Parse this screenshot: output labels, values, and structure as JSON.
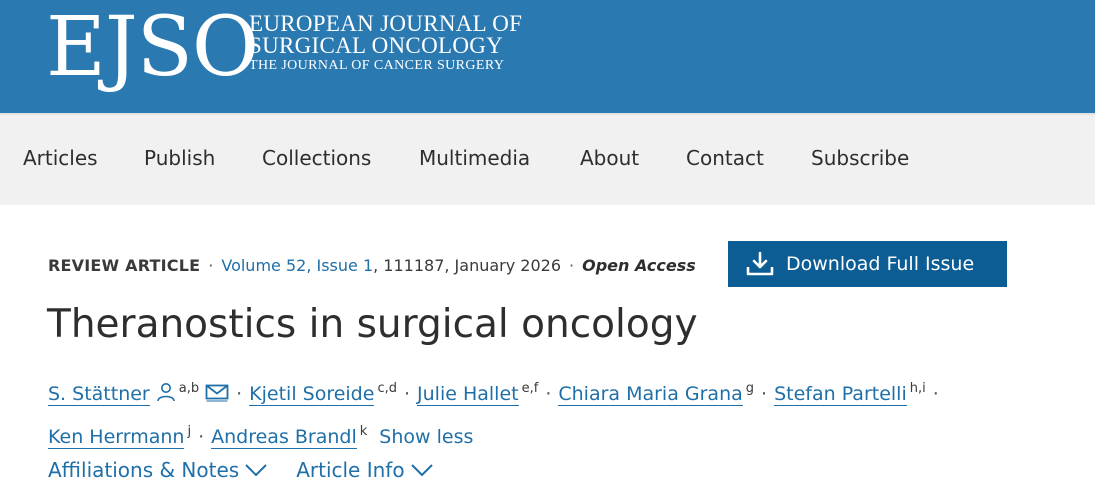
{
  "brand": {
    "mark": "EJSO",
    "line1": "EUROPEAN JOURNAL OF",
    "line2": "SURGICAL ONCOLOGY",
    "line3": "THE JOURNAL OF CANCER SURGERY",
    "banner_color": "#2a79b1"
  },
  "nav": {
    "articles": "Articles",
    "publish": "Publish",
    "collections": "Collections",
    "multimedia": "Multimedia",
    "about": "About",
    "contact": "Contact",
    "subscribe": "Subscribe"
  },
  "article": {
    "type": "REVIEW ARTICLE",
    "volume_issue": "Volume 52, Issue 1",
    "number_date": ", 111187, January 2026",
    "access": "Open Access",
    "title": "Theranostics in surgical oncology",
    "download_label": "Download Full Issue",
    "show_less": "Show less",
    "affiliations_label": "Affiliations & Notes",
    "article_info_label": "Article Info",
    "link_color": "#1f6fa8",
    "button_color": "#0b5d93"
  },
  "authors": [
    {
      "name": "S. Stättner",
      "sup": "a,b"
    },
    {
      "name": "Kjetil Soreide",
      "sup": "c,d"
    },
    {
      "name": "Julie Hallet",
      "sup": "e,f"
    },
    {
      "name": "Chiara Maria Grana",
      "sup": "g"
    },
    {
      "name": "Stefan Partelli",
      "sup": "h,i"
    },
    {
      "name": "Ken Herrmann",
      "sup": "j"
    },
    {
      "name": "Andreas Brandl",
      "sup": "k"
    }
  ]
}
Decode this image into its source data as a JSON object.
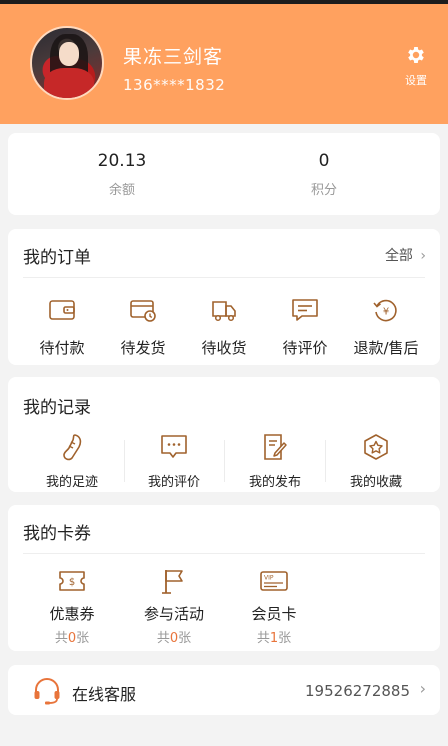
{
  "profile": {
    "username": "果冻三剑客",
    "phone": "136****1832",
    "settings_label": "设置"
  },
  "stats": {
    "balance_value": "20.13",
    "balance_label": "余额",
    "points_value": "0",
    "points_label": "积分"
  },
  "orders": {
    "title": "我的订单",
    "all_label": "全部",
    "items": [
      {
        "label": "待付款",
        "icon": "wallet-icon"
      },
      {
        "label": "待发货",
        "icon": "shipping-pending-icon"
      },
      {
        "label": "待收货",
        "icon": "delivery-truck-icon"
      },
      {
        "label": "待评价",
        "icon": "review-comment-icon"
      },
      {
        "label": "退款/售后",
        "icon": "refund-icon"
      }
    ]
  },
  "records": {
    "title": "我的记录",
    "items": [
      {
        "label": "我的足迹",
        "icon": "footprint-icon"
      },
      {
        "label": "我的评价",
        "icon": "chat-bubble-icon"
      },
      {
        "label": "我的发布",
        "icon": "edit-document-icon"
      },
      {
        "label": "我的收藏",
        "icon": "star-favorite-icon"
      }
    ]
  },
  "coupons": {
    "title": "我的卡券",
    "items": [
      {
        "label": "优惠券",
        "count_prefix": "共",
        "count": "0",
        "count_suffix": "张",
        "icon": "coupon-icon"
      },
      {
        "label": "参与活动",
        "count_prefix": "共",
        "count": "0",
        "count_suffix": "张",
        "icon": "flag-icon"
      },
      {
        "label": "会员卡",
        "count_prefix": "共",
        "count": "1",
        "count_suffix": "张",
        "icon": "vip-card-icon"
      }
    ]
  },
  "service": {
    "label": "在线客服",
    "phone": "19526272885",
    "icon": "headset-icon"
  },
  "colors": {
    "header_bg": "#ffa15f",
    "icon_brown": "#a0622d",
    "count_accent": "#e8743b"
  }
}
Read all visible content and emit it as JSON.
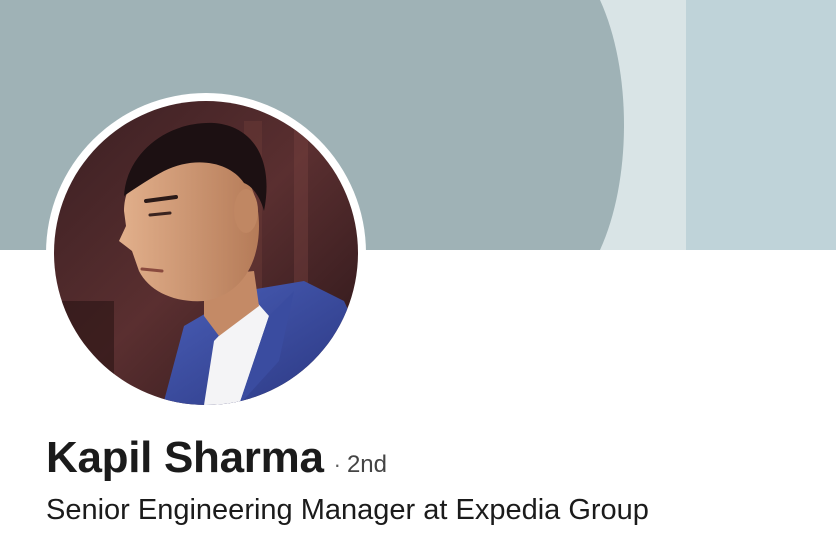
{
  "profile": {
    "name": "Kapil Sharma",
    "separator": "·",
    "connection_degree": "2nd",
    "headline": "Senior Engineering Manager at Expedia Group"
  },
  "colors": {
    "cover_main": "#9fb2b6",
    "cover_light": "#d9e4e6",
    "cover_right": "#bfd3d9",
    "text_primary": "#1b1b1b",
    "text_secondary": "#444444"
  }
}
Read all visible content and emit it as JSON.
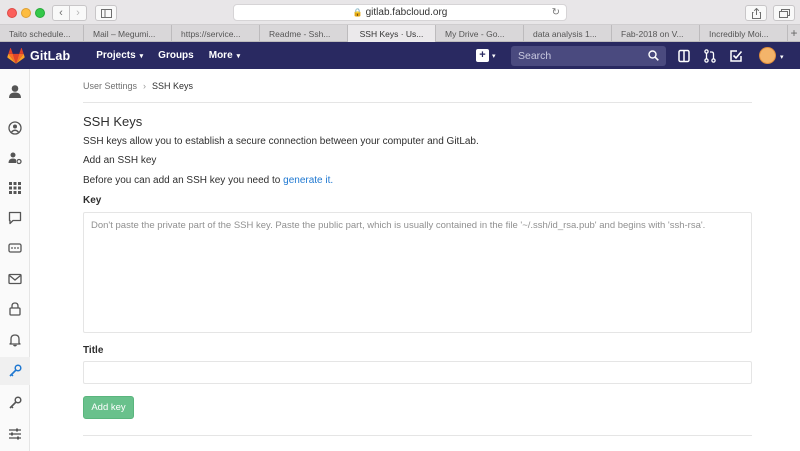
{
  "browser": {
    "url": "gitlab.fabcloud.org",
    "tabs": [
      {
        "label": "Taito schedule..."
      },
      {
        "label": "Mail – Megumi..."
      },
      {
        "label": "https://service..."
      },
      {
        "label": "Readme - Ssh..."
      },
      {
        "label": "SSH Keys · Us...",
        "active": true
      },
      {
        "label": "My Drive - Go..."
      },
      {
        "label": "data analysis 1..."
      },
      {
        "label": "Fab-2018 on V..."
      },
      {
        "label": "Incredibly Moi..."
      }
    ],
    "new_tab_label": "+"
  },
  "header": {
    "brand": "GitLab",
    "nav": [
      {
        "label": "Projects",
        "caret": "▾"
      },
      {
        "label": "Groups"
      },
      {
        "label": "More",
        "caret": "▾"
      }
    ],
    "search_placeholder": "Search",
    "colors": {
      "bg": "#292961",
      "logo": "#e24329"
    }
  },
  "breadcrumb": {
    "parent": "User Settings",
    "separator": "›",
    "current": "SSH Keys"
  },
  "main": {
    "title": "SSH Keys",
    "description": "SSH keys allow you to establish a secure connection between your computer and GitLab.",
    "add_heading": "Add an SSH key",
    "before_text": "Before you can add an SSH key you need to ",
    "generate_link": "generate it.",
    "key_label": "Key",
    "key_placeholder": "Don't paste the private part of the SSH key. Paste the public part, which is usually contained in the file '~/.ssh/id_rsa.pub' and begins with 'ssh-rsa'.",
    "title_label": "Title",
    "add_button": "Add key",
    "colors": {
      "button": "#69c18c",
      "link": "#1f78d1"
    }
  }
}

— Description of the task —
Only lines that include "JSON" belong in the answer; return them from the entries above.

— Your solution —
Parse this screenshot: output labels, values, and structure as JSON.
Decode this image into its source data as a JSON object.
Read all visible content and emit it as JSON.
Read all visible content and emit it as JSON.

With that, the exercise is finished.